*BRIEF*
Output the line that contains "Convert this screenshot", then every line beneath it through the end of the records, exactly as given and with no other lines.

Data records for software interfaces
BEGIN

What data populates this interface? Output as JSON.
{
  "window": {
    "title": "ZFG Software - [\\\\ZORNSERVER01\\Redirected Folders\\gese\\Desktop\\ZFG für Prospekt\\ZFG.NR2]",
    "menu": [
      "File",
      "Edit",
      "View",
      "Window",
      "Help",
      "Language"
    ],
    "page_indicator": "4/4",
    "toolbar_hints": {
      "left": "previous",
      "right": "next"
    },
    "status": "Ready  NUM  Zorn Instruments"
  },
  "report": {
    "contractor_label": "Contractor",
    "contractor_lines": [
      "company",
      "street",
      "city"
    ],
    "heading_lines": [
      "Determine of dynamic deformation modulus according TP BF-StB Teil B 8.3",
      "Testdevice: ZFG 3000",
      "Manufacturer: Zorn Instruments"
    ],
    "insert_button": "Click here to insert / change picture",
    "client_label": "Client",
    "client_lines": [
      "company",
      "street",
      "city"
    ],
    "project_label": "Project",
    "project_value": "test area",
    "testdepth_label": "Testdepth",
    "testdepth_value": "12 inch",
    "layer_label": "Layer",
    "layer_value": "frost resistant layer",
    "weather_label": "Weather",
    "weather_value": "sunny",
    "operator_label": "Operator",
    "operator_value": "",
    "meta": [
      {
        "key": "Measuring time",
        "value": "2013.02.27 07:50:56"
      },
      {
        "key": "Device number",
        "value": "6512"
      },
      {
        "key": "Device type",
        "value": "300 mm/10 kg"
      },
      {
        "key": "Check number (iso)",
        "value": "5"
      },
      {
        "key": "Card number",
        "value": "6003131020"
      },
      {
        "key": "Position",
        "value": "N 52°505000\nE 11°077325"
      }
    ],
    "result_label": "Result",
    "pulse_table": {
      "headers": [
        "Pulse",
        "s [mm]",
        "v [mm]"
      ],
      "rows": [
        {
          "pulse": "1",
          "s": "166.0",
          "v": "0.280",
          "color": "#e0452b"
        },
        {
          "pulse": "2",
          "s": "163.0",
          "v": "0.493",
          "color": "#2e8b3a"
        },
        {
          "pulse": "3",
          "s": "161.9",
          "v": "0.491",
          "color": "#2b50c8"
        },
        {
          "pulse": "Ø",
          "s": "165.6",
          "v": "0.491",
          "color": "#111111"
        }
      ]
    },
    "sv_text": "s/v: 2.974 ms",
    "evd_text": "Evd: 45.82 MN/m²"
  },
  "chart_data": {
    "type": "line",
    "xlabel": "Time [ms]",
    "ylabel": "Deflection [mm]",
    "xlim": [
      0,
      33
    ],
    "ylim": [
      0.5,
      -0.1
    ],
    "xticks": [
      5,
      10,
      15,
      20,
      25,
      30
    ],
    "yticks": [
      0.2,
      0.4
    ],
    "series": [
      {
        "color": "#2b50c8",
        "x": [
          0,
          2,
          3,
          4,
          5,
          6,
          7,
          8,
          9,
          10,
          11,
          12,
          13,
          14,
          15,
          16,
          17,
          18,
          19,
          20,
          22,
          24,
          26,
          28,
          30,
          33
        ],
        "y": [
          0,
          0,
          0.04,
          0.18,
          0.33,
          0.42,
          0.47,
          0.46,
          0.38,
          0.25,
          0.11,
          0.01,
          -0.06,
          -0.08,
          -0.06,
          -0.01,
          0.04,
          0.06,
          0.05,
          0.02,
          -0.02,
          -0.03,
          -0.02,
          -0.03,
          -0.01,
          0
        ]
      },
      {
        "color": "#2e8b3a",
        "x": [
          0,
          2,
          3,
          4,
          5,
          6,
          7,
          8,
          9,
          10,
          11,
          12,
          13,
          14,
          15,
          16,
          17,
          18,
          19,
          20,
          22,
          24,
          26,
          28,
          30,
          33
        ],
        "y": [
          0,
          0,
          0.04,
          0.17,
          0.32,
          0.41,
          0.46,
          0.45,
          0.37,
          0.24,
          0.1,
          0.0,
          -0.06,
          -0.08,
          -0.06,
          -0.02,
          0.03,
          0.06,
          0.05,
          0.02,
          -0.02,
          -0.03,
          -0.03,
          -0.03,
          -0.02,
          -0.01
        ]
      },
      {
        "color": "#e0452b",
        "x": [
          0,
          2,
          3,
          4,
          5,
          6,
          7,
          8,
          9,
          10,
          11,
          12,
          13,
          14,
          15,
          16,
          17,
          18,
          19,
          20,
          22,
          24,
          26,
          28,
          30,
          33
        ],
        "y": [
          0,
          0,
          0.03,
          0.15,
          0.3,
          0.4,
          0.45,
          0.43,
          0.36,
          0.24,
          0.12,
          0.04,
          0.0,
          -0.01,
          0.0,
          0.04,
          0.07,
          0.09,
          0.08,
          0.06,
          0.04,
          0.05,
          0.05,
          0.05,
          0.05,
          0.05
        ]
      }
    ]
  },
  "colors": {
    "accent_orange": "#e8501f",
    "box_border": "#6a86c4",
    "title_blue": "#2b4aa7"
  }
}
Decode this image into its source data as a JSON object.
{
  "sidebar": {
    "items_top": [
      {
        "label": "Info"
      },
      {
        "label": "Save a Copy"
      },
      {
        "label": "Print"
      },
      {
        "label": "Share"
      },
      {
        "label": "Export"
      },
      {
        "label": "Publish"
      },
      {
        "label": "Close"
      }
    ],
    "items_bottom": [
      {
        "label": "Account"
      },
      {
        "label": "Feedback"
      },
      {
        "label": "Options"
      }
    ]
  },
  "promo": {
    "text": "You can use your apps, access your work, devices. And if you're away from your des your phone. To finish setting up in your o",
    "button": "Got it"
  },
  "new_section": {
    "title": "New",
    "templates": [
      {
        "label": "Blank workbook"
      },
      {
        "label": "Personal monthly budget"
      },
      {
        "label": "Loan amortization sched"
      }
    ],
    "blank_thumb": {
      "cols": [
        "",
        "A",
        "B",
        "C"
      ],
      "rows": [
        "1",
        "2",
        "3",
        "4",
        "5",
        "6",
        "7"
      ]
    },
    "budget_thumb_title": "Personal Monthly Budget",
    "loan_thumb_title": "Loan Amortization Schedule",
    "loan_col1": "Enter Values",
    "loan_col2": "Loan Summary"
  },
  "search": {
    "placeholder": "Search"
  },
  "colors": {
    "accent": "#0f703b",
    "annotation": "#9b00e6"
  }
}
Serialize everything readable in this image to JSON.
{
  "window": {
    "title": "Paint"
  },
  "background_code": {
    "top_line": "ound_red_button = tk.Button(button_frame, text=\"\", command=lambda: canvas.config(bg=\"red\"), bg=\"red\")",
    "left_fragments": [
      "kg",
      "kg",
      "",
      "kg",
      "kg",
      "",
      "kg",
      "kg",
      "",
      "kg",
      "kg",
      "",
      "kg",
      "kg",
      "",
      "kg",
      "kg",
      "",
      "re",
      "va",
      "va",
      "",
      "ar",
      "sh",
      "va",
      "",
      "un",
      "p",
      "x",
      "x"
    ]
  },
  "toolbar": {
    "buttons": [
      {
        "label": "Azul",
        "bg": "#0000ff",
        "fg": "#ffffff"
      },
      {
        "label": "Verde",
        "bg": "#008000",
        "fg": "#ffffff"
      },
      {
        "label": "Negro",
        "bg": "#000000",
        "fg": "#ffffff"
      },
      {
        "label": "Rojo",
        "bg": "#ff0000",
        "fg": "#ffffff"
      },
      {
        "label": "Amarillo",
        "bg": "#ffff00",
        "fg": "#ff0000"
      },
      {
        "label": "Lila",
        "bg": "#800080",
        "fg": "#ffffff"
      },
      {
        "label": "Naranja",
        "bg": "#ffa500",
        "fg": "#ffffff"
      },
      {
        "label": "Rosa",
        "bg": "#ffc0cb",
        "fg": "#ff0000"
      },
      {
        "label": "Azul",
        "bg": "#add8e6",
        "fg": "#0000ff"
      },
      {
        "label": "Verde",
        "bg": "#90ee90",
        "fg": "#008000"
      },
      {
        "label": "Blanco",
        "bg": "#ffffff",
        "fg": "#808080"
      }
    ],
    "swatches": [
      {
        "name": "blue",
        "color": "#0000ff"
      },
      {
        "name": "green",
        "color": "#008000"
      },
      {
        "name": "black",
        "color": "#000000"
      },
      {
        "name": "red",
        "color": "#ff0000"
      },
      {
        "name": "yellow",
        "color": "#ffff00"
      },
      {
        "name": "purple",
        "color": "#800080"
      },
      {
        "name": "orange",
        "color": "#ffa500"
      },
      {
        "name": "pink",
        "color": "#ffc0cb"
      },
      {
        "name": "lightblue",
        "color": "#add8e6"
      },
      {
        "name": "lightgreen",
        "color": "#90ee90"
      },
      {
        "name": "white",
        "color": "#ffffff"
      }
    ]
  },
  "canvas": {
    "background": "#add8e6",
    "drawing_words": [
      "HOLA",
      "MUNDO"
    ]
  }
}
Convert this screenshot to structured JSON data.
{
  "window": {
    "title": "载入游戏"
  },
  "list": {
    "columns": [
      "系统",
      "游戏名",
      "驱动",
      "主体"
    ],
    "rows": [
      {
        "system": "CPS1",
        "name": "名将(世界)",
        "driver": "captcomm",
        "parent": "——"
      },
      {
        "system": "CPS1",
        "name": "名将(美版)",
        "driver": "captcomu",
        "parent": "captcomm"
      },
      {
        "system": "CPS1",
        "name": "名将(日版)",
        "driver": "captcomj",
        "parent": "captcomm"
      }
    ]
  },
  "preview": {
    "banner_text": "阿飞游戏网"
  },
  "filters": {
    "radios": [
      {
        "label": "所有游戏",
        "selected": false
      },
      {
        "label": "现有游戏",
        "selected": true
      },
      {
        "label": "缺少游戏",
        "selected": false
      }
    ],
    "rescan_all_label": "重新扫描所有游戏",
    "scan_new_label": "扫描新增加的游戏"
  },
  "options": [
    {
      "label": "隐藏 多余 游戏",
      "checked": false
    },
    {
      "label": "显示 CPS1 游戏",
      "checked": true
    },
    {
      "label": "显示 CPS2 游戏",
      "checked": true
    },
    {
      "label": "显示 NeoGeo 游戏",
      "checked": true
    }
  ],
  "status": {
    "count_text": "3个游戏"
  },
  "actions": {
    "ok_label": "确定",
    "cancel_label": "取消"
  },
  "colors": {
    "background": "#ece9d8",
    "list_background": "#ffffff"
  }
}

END

*RESPONSE BELOW*
Convert this screenshot to structured JSON data.
{
  "window": {
    "title": "载入游戏"
  },
  "list": {
    "columns": [
      "系统",
      "游戏名",
      "驱动",
      "主体"
    ],
    "rows": [
      {
        "system": "CPS1",
        "name": "名将(世界)",
        "driver": "captcomm",
        "parent": "——"
      },
      {
        "system": "CPS1",
        "name": "名将(美版)",
        "driver": "captcomu",
        "parent": "captcomm"
      },
      {
        "system": "CPS1",
        "name": "名将(日版)",
        "driver": "captcomj",
        "parent": "captcomm"
      }
    ]
  },
  "preview": {
    "banner_text": "阿飞游戏网"
  },
  "filters": {
    "radios": [
      {
        "label": "所有游戏",
        "selected": false
      },
      {
        "label": "现有游戏",
        "selected": true
      },
      {
        "label": "缺少游戏",
        "selected": false
      }
    ],
    "rescan_all_label": "重新扫描所有游戏",
    "scan_new_label": "扫描新增加的游戏"
  },
  "options": [
    {
      "label": "隐藏 多余 游戏",
      "checked": false
    },
    {
      "label": "显示 CPS1 游戏",
      "checked": true
    },
    {
      "label": "显示 CPS2 游戏",
      "checked": true
    },
    {
      "label": "显示 NeoGeo 游戏",
      "checked": true
    }
  ],
  "status": {
    "count_text": "3个游戏"
  },
  "actions": {
    "ok_label": "确定",
    "cancel_label": "取消"
  },
  "colors": {
    "background": "#ece9d8",
    "list_background": "#ffffff"
  }
}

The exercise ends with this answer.